Another individual, Kevin Kookogey, founder of the education-oriented Linchpins of Liberty, testified that they lost a $30K grant because the IRS delayed approval of their 501(c)(4) tax-exempt status for so long.
Kookogey conveyed how the IRS sought the identities of high school and college students that took courses on the Constitution and Bill of Rights.
“Can you imagine the reaction of the student’s parents were I to turn over the names of their children to the IRS?” Kookogey asked.
Incensed by this invasion of privacy, Kookogey revealed another bombshell to the congressional panel. IRS agents in the Cincinnati office that are being used as scapegoats in this scandal told him, “We’ve been waiting on guidance from our superiors [in Washington, D.C.] as to your organization.” In other words, despite IRS tax-exempt division head Lois Lerner’s attempt to blame these discretions on a few rogue agents in Ohio, the trails leads directly to D.C.
On a different note, Dianne Belsom, president of a South Carolina tea party group, told of the traumas inflicted by ruthless inspectors within the IRS. “I honestly have lost sleep in fear of what our government might do next.”

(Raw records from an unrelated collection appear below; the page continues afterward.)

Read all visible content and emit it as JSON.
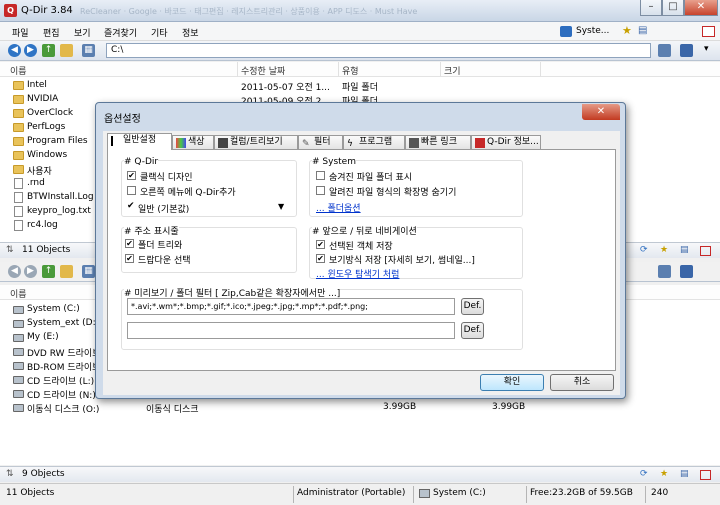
{
  "window": {
    "title": "Q-Dir 3.84",
    "ghost_tabs": "ReCleaner · Google · 바코드 · 태그편집 · 레지스트리관리 · 상품이용 · APP 디도스 · Must Have"
  },
  "menu": [
    "파일",
    "편집",
    "보기",
    "즐겨찾기",
    "기타",
    "정보"
  ],
  "top_toolbar": {
    "address": "C:\\",
    "system_label": "Syste..."
  },
  "top_pane": {
    "columns": [
      "이름",
      "수정한 날짜",
      "유형",
      "크기"
    ],
    "rows": [
      {
        "name": "Intel",
        "date": "2011-05-07 오전 1...",
        "type": "파일 폴더",
        "icon": "folder"
      },
      {
        "name": "NVIDIA",
        "date": "2011-05-09 오전 2...",
        "type": "파일 폴더",
        "icon": "folder"
      },
      {
        "name": "OverClock",
        "icon": "folder"
      },
      {
        "name": "PerfLogs",
        "icon": "folder"
      },
      {
        "name": "Program Files",
        "icon": "folder"
      },
      {
        "name": "Windows",
        "icon": "folder"
      },
      {
        "name": "사용자",
        "icon": "folder"
      },
      {
        "name": ".rnd",
        "icon": "file"
      },
      {
        "name": "BTWInstall.Log",
        "icon": "file"
      },
      {
        "name": "keypro_log.txt",
        "icon": "file"
      },
      {
        "name": "rc4.log",
        "icon": "file"
      }
    ],
    "status": "11 Objects"
  },
  "bottom_pane": {
    "columns": [
      "이름"
    ],
    "rows": [
      {
        "name": "System (C:)"
      },
      {
        "name": "System_ext (D:)"
      },
      {
        "name": "My (E:)"
      },
      {
        "name": "DVD RW 드라이브"
      },
      {
        "name": "BD-ROM 드라이브"
      },
      {
        "name": "CD 드라이브 (L:)"
      },
      {
        "name": "CD 드라이브 (N:)"
      },
      {
        "name": "이동식 디스크 (O:)",
        "type": "이동식 디스크",
        "total": "3.99GB",
        "free": "3.99GB"
      }
    ],
    "status": "9 Objects"
  },
  "status_bar": {
    "objects": "11 Objects",
    "user": "Administrator (Portable)",
    "drive": "System (C:)",
    "free": "Free:23.2GB of 59.5GB",
    "count": "240"
  },
  "dialog": {
    "title": "옵션설정",
    "tabs": [
      "일반설정",
      "색상",
      "컬럼/트리보기",
      "필터",
      "프로그램",
      "빠른 링크",
      "Q-Dir 정보..."
    ],
    "qdir_group": {
      "header": "# Q-Dir",
      "classic_design": "클랙식 디자인",
      "right_menu": "오른쪽 메뉴에 Q-Dir추가",
      "preset": "일반 (기본값)"
    },
    "system_group": {
      "header": "# System",
      "hidden_folders": "숨겨진 파일 폴더 표시",
      "hide_ext": "알려진 파일 형식의 확장명 숨기기",
      "folder_options": "... 폴더옵션"
    },
    "address_group": {
      "header": "# 주소 표시줄",
      "folder_tree": "폴더 트리와",
      "dropdown": "드랍다운 선택"
    },
    "nav_group": {
      "header": "# 앞으로 / 뒤로 네비게이션",
      "save_selection": "선택된 객체 저장",
      "save_view": "보기방식 저장 [자세히 보기, 썸네일...]",
      "explorer_like": "... 윈도우 탐색기 처럼"
    },
    "filter_group": {
      "header": "# 미리보기 / 폴더 필터 [ Zip,Cab같은 확장자에서만 ...]",
      "filter1": "*.avi;*.wm*;*.bmp;*.gif;*.ico;*.jpeg;*.jpg;*.mp*;*.pdf;*.png;",
      "filter2": "",
      "def_label": "Def."
    },
    "ok": "확인",
    "cancel": "취소"
  },
  "colors": {
    "titlebar": "#c9d6e6",
    "dialog_frame": "#cfdbea",
    "link": "#0033cc",
    "close_button": "#c23a21"
  }
}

Finally, Dr. Karen Kenney of the San Fernando, California Tea Party Patriots didn’t mince words when addressing legislators. “The voice of the Republic resides in our citizens, not in the tongue of government. More must grasp this self-evident truth. This dialogue is about the jackboot of tyranny.”
Although most everyone, Democrats and Republicans alike, on the House Ways and Means Committee commiserated with these testimonials, Representative Jim McDermott (D-Wash.) caused tempers to flare when he appeared to blame the victims of IRS harassment. “If you didn’t come in and ask for this tax break,” McDermott smugly surmised, “you never would have had a question asked of you.”
However, during a June 5 interview, Michael Heeren, co-founder of the Dubuque, Iowa Tea Party, told AFP how they’d been intimidated. “We never even applied for 501(c)(4) tax-exempt status, yet we still received an IRS letter saying that we owe them more money. Plus, even though our accountants assure us that everything is in order, the IRS keeps tacking on interest penalties every day.”
When asked to what extent he thought this scandal reached, Heeren replied, “I know it goes much higher than just a few pawns. Personally, I think the president knew all about it. You better believe it.”
Heeren added one last thought. “I don’t care if someone’s a Republican or Democrat. We need to start believing in we the people, not we the government.”
Somebody should have given this advice to the IRS. In a June 4 article, Associated Press’s Stephen Ohlemacher and Alan Fram disclosed an unsettling matter. “The IRS held 225 employee conferences from 2010 through 2012 at a total expense of $49M.”
One of these conferences alone held in Anaheim, Calif., cost an astounding $4.1M. Curiously, Christopher Wagner, a commissioner from the same tax-exempt division that badgered tea party groups, pro life organizations and audited campaign donors, spent $3,500 per night at this conference luxuriating in the hotel’s presidential suite.
Victor Thorn is a hard-hitting researcher, journalist and author of over 50 books.